=== Begin Enclosure ===

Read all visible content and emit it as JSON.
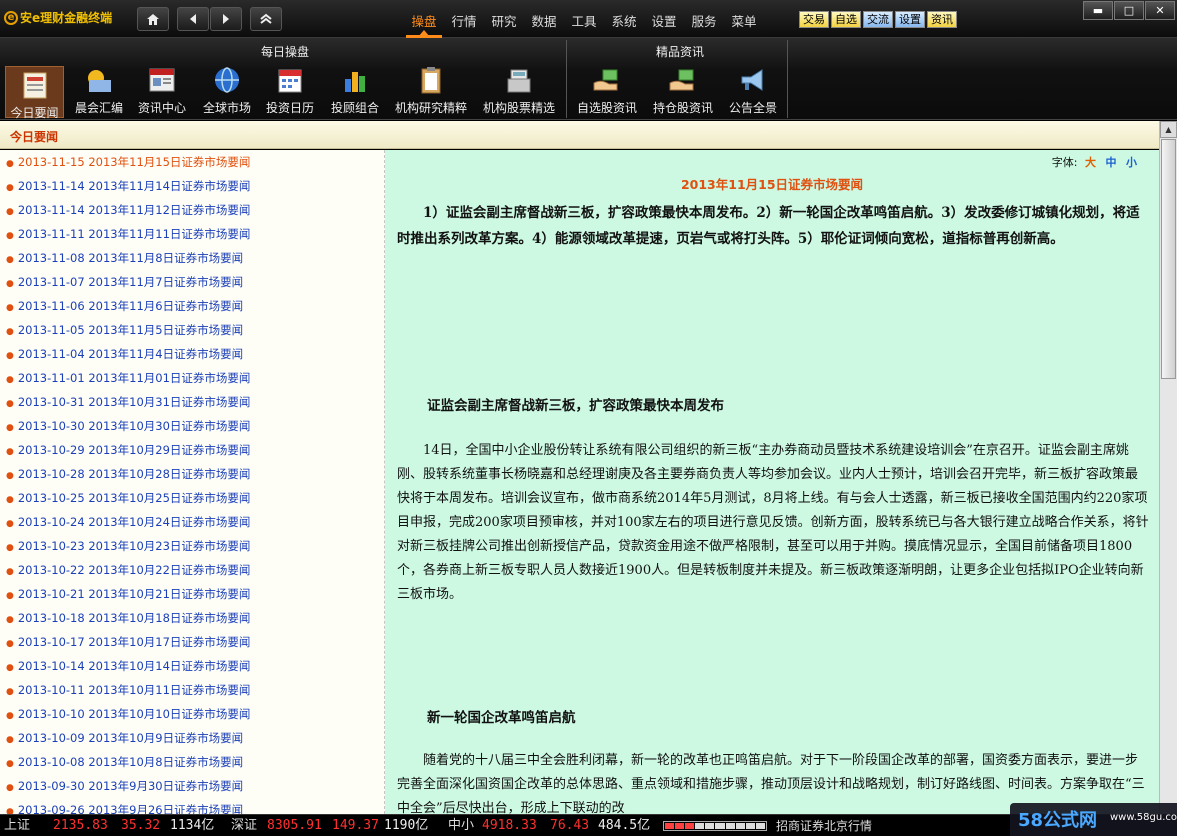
{
  "app": {
    "title": "安e理财金融终端"
  },
  "nav_buttons": [
    "home",
    "back",
    "forward",
    "up"
  ],
  "menu": {
    "items": [
      "操盘",
      "行情",
      "研究",
      "数据",
      "工具",
      "系统",
      "设置",
      "服务",
      "菜单"
    ],
    "active": "操盘"
  },
  "quick_buttons": [
    "交易",
    "自选",
    "交流",
    "设置",
    "资讯"
  ],
  "window_controls": [
    "▬",
    "□",
    "✕"
  ],
  "toolbar": {
    "group1_title": "每日操盘",
    "group2_title": "精品资讯",
    "tools": [
      {
        "label": "今日要闻",
        "icon": "newspaper-icon",
        "active": true
      },
      {
        "label": "晨会汇编",
        "icon": "sunrise-icon"
      },
      {
        "label": "资讯中心",
        "icon": "news-icon"
      },
      {
        "label": "全球市场",
        "icon": "globe-icon"
      },
      {
        "label": "投资日历",
        "icon": "calendar-icon"
      },
      {
        "label": "投顾组合",
        "icon": "portfolio-chart-icon"
      },
      {
        "label": "机构研究精粹",
        "icon": "clipboard-icon"
      },
      {
        "label": "机构股票精选",
        "icon": "cash-register-icon"
      },
      {
        "label": "自选股资讯",
        "icon": "hand-money-icon"
      },
      {
        "label": "持仓股资讯",
        "icon": "hand-money-icon"
      },
      {
        "label": "公告全景",
        "icon": "megaphone-icon"
      }
    ]
  },
  "section": {
    "title": "今日要闻"
  },
  "news_list": [
    {
      "date": "2013-11-15",
      "title": "2013年11月15日证券市场要闻"
    },
    {
      "date": "2013-11-14",
      "title": "2013年11月14日证券市场要闻"
    },
    {
      "date": "2013-11-14",
      "title": "2013年11月12日证券市场要闻"
    },
    {
      "date": "2013-11-11",
      "title": "2013年11月11日证券市场要闻"
    },
    {
      "date": "2013-11-08",
      "title": "2013年11月8日证券市场要闻"
    },
    {
      "date": "2013-11-07",
      "title": "2013年11月7日证券市场要闻"
    },
    {
      "date": "2013-11-06",
      "title": "2013年11月6日证券市场要闻"
    },
    {
      "date": "2013-11-05",
      "title": "2013年11月5日证券市场要闻"
    },
    {
      "date": "2013-11-04",
      "title": "2013年11月4日证券市场要闻"
    },
    {
      "date": "2013-11-01",
      "title": "2013年11月01日证券市场要闻"
    },
    {
      "date": "2013-10-31",
      "title": "2013年10月31日证券市场要闻"
    },
    {
      "date": "2013-10-30",
      "title": "2013年10月30日证券市场要闻"
    },
    {
      "date": "2013-10-29",
      "title": "2013年10月29日证券市场要闻"
    },
    {
      "date": "2013-10-28",
      "title": "2013年10月28日证券市场要闻"
    },
    {
      "date": "2013-10-25",
      "title": "2013年10月25日证券市场要闻"
    },
    {
      "date": "2013-10-24",
      "title": "2013年10月24日证券市场要闻"
    },
    {
      "date": "2013-10-23",
      "title": "2013年10月23日证券市场要闻"
    },
    {
      "date": "2013-10-22",
      "title": "2013年10月22日证券市场要闻"
    },
    {
      "date": "2013-10-21",
      "title": "2013年10月21日证券市场要闻"
    },
    {
      "date": "2013-10-18",
      "title": "2013年10月18日证券市场要闻"
    },
    {
      "date": "2013-10-17",
      "title": "2013年10月17日证券市场要闻"
    },
    {
      "date": "2013-10-14",
      "title": "2013年10月14日证券市场要闻"
    },
    {
      "date": "2013-10-11",
      "title": "2013年10月11日证券市场要闻"
    },
    {
      "date": "2013-10-10",
      "title": "2013年10月10日证券市场要闻"
    },
    {
      "date": "2013-10-09",
      "title": "2013年10月9日证券市场要闻"
    },
    {
      "date": "2013-10-08",
      "title": "2013年10月8日证券市场要闻"
    },
    {
      "date": "2013-09-30",
      "title": "2013年9月30日证券市场要闻"
    },
    {
      "date": "2013-09-26",
      "title": "2013年9月26日证券市场要闻"
    }
  ],
  "article": {
    "font_label": "字体:",
    "font_big": "大",
    "font_mid": "中",
    "font_small": "小",
    "title": "2013年11月15日证券市场要闻",
    "summary": "1）证监会副主席督战新三板，扩容政策最快本周发布。2）新一轮国企改革鸣笛启航。3）发改委修订城镇化规划，将适时推出系列改革方案。4）能源领域改革提速，页岩气或将打头阵。5）耶伦证词倾向宽松，道指标普再创新高。",
    "section1_title": "证监会副主席督战新三板，扩容政策最快本周发布",
    "section1_body": "14日，全国中小企业股份转让系统有限公司组织的新三板“主办券商动员暨技术系统建设培训会”在京召开。证监会副主席姚刚、股转系统董事长杨晓嘉和总经理谢庚及各主要券商负责人等均参加会议。业内人士预计，培训会召开完毕，新三板扩容政策最快将于本周发布。培训会议宣布，做市商系统2014年5月测试，8月将上线。有与会人士透露，新三板已接收全国范围内约220家项目申报，完成200家项目预审核，并对100家左右的项目进行意见反馈。创新方面，股转系统已与各大银行建立战略合作关系，将针对新三板挂牌公司推出创新授信产品，贷款资金用途不做严格限制，甚至可以用于并购。摸底情况显示，全国目前储备项目1800个，各券商上新三板专职人员人数接近1900人。但是转板制度并未提及。新三板政策逐渐明朗，让更多企业包括拟IPO企业转向新三板市场。",
    "section2_title": "新一轮国企改革鸣笛启航",
    "section2_body": "随着党的十八届三中全会胜利闭幕，新一轮的改革也正鸣笛启航。对于下一阶段国企改革的部署，国资委方面表示，要进一步完善全面深化国资国企改革的总体思路、重点领域和措施步骤，推动顶层设计和战略规划，制订好路线图、时间表。方案争取在“三中全会”后尽快出台，形成上下联动的改"
  },
  "statusbar": {
    "sh_label": "上证",
    "sh_value": "2135.83",
    "sh_change": "35.32",
    "sh_volume": "1134亿",
    "sz_label": "深证",
    "sz_value": "8305.91",
    "sz_change": "149.37",
    "sz_volume": "1190亿",
    "sme_label": "中小",
    "sme_value": "4918.33",
    "sme_change": "76.43",
    "sme_volume": "484.5亿",
    "broker": "招商证券北京行情"
  },
  "watermark": {
    "text": "58公式网",
    "url": "www.58gu.com"
  }
}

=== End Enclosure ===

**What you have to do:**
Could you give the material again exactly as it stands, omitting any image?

**Answer area:**
Read all visible content and emit it as JSON.
{
  "app": {
    "title": "安e理财金融终端"
  },
  "nav_buttons": [
    "home",
    "back",
    "forward",
    "up"
  ],
  "menu": {
    "items": [
      "操盘",
      "行情",
      "研究",
      "数据",
      "工具",
      "系统",
      "设置",
      "服务",
      "菜单"
    ],
    "active": "操盘"
  },
  "quick_buttons": [
    "交易",
    "自选",
    "交流",
    "设置",
    "资讯"
  ],
  "window_controls": [
    "▬",
    "□",
    "✕"
  ],
  "toolbar": {
    "group1_title": "每日操盘",
    "group2_title": "精品资讯",
    "tools": [
      {
        "label": "今日要闻",
        "icon": "newspaper-icon",
        "active": true
      },
      {
        "label": "晨会汇编",
        "icon": "sunrise-icon"
      },
      {
        "label": "资讯中心",
        "icon": "news-icon"
      },
      {
        "label": "全球市场",
        "icon": "globe-icon"
      },
      {
        "label": "投资日历",
        "icon": "calendar-icon"
      },
      {
        "label": "投顾组合",
        "icon": "portfolio-chart-icon"
      },
      {
        "label": "机构研究精粹",
        "icon": "clipboard-icon"
      },
      {
        "label": "机构股票精选",
        "icon": "cash-register-icon"
      },
      {
        "label": "自选股资讯",
        "icon": "hand-money-icon"
      },
      {
        "label": "持仓股资讯",
        "icon": "hand-money-icon"
      },
      {
        "label": "公告全景",
        "icon": "megaphone-icon"
      }
    ]
  },
  "section": {
    "title": "今日要闻"
  },
  "news_list": [
    {
      "date": "2013-11-15",
      "title": "2013年11月15日证券市场要闻"
    },
    {
      "date": "2013-11-14",
      "title": "2013年11月14日证券市场要闻"
    },
    {
      "date": "2013-11-14",
      "title": "2013年11月12日证券市场要闻"
    },
    {
      "date": "2013-11-11",
      "title": "2013年11月11日证券市场要闻"
    },
    {
      "date": "2013-11-08",
      "title": "2013年11月8日证券市场要闻"
    },
    {
      "date": "2013-11-07",
      "title": "2013年11月7日证券市场要闻"
    },
    {
      "date": "2013-11-06",
      "title": "2013年11月6日证券市场要闻"
    },
    {
      "date": "2013-11-05",
      "title": "2013年11月5日证券市场要闻"
    },
    {
      "date": "2013-11-04",
      "title": "2013年11月4日证券市场要闻"
    },
    {
      "date": "2013-11-01",
      "title": "2013年11月01日证券市场要闻"
    },
    {
      "date": "2013-10-31",
      "title": "2013年10月31日证券市场要闻"
    },
    {
      "date": "2013-10-30",
      "title": "2013年10月30日证券市场要闻"
    },
    {
      "date": "2013-10-29",
      "title": "2013年10月29日证券市场要闻"
    },
    {
      "date": "2013-10-28",
      "title": "2013年10月28日证券市场要闻"
    },
    {
      "date": "2013-10-25",
      "title": "2013年10月25日证券市场要闻"
    },
    {
      "date": "2013-10-24",
      "title": "2013年10月24日证券市场要闻"
    },
    {
      "date": "2013-10-23",
      "title": "2013年10月23日证券市场要闻"
    },
    {
      "date": "2013-10-22",
      "title": "2013年10月22日证券市场要闻"
    },
    {
      "date": "2013-10-21",
      "title": "2013年10月21日证券市场要闻"
    },
    {
      "date": "2013-10-18",
      "title": "2013年10月18日证券市场要闻"
    },
    {
      "date": "2013-10-17",
      "title": "2013年10月17日证券市场要闻"
    },
    {
      "date": "2013-10-14",
      "title": "2013年10月14日证券市场要闻"
    },
    {
      "date": "2013-10-11",
      "title": "2013年10月11日证券市场要闻"
    },
    {
      "date": "2013-10-10",
      "title": "2013年10月10日证券市场要闻"
    },
    {
      "date": "2013-10-09",
      "title": "2013年10月9日证券市场要闻"
    },
    {
      "date": "2013-10-08",
      "title": "2013年10月8日证券市场要闻"
    },
    {
      "date": "2013-09-30",
      "title": "2013年9月30日证券市场要闻"
    },
    {
      "date": "2013-09-26",
      "title": "2013年9月26日证券市场要闻"
    }
  ],
  "article": {
    "font_label": "字体:",
    "font_big": "大",
    "font_mid": "中",
    "font_small": "小",
    "title": "2013年11月15日证券市场要闻",
    "summary": "1）证监会副主席督战新三板，扩容政策最快本周发布。2）新一轮国企改革鸣笛启航。3）发改委修订城镇化规划，将适时推出系列改革方案。4）能源领域改革提速，页岩气或将打头阵。5）耶伦证词倾向宽松，道指标普再创新高。",
    "section1_title": "证监会副主席督战新三板，扩容政策最快本周发布",
    "section1_body": "14日，全国中小企业股份转让系统有限公司组织的新三板“主办券商动员暨技术系统建设培训会”在京召开。证监会副主席姚刚、股转系统董事长杨晓嘉和总经理谢庚及各主要券商负责人等均参加会议。业内人士预计，培训会召开完毕，新三板扩容政策最快将于本周发布。培训会议宣布，做市商系统2014年5月测试，8月将上线。有与会人士透露，新三板已接收全国范围内约220家项目申报，完成200家项目预审核，并对100家左右的项目进行意见反馈。创新方面，股转系统已与各大银行建立战略合作关系，将针对新三板挂牌公司推出创新授信产品，贷款资金用途不做严格限制，甚至可以用于并购。摸底情况显示，全国目前储备项目1800个，各券商上新三板专职人员人数接近1900人。但是转板制度并未提及。新三板政策逐渐明朗，让更多企业包括拟IPO企业转向新三板市场。",
    "section2_title": "新一轮国企改革鸣笛启航",
    "section2_body": "随着党的十八届三中全会胜利闭幕，新一轮的改革也正鸣笛启航。对于下一阶段国企改革的部署，国资委方面表示，要进一步完善全面深化国资国企改革的总体思路、重点领域和措施步骤，推动顶层设计和战略规划，制订好路线图、时间表。方案争取在“三中全会”后尽快出台，形成上下联动的改"
  },
  "statusbar": {
    "sh_label": "上证",
    "sh_value": "2135.83",
    "sh_change": "35.32",
    "sh_volume": "1134亿",
    "sz_label": "深证",
    "sz_value": "8305.91",
    "sz_change": "149.37",
    "sz_volume": "1190亿",
    "sme_label": "中小",
    "sme_value": "4918.33",
    "sme_change": "76.43",
    "sme_volume": "484.5亿",
    "broker": "招商证券北京行情"
  },
  "watermark": {
    "text": "58公式网",
    "url": "www.58gu.com"
  }
}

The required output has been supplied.